Canada and Foreign Bribery Enforcement
Canada is an interesting country – not just to visit — but in anti-corruption enforcement. Canada is dead last in the G7 when it comes to anti-corruption enforcement. Transparency International has consistently criticized Canada’s anti-corruption enforcement program as woeful. Last year, the OECD cited Canada for its poor enforcement record.
For companies subject to Canadian anti-corruption law, the Corruption of Foreign Public Officials Act (CFPOA), the situation is changing rapidly. In response to international pressure, Canada is rapidly increasing anti-corruption enforcement.
Earlier this year, Niko Resources, Ltd., a mining company, was fined $9.5 million for bribing Bangladesh’s junior energy minister with a $190,000 SUV and trips to Calgary and New York. The energy minister was investigating the Niko’s liability to Bangladeshi villagers affected by explosions at a Niko operation in Bangladesh.
Blackfire Exploration, another Canadian mining company, has been targeted for enforcement based on allegations it bribed a mayor of a small Mexican town in exchange for political protection for its mine there. The Royal Canadian Mounted Police (RCMP) raided Blackfire’s Calgary office.
Recently, the RCMP executed a search warrant against SNC Lavalin at its Oakville, Ontario office in connection with its failed bid to supervise a World-Bank-sponsored bridge-building project in Bangladesh.
According to Canadian law enforcement, the RCMP has approximately 23 ongoing corruption investigations. The RCMP has created two new corruption enforcement units in Calgary and Ottawa, respectively.

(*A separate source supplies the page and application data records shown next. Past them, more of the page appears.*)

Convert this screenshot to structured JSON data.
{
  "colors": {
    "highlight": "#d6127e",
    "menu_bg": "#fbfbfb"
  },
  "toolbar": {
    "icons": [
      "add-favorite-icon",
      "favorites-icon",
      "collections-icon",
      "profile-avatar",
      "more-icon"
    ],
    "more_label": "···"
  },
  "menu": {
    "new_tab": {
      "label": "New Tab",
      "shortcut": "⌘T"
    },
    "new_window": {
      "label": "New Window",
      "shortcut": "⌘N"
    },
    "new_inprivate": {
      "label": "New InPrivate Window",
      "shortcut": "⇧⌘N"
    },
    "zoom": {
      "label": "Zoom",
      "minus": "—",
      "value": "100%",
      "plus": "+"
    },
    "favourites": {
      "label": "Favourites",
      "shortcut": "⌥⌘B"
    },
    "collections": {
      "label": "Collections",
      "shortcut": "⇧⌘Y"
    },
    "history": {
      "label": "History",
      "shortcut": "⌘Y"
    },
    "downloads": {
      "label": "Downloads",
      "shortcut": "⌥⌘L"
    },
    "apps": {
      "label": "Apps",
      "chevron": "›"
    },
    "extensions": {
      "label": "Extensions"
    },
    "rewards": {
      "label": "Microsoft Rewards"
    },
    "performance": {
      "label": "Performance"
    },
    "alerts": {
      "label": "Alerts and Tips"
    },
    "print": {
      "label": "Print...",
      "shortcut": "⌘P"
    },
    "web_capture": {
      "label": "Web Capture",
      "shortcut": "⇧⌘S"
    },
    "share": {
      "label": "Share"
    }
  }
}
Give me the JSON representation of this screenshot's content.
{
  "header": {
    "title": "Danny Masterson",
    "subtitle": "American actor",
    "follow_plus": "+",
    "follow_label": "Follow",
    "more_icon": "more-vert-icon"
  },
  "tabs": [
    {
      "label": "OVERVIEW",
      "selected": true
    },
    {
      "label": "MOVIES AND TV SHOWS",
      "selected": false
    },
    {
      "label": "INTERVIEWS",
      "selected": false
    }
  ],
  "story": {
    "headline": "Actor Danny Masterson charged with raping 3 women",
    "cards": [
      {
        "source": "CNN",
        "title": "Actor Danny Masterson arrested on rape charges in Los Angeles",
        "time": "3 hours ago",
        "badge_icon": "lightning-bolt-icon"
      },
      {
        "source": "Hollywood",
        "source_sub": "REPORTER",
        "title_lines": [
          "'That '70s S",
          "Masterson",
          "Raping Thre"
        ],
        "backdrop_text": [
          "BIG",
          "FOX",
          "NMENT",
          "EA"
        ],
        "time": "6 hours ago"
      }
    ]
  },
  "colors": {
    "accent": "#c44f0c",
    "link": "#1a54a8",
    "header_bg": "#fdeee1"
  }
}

The CFPOA is closely modeled after the US FCPA, with some interesting differences. The CFPOA applies to any company with a “real and substantial connection” to Canada (business operations in Canada or listing on a Canadian stock exchange). It prohibits any individual from giving or promising anything of value, directly or indirectly, to a foreign government official with the intent to obtain/retain business or to secure an unfair business advantage.
The CFPOA does not include a books and records provision but public companies in Canada are already subject to such a requirement under the Canada Business Corporations Act and provincial corporate statutes and securities laws. Like the FCPA, the CFPOA has exceptions for facilitating payments, reasonable expenses to pay officials for the promotion, demonstration or explanation of the company’s products, or if transaction is legal under local law.
For a violation an individual is subject to 5 years imprisonment per violation and corporations are subject to unlimited fines.
Interestingly, the CFPOA does not require a “corrupt intent” like the FCPA. Thus, prosecutors need only show an intent to cause the circumstances to occur. In addition, the CFPOA includes interesting language modeled after the US domestic bribery statute requiring the prosecutor to prove a quid pro quo in exchange for a payment of anything of value. Also, the CFPOA does not include specific language applicable to third party agents but the terminology of “directly or indirectly” has been interpreted to apply to incidents where an individual “knows” that a third party is expected to pay a bribe to a foreign government official.
Canadian International Business Activity
Like other industrialized countries, Canada’s trade and investment has shifted to emerging economies where the risk of corruption is high. Canadian companies in the mining and extractive resource industry are particularly active in foreign markets where corruption is rampant. Canadian companies will be under significant pressure to pay bribes in these industries.
Canada was supposed to submit an update in October 2011 to the OECD on its anti-corruption efforts and enforcement of the CFPOA. The OECD is expected to file a new report on Canada’s performance in March of next year. For those companies subject to the CFPOA, they should expect a more aggressive enforcement environment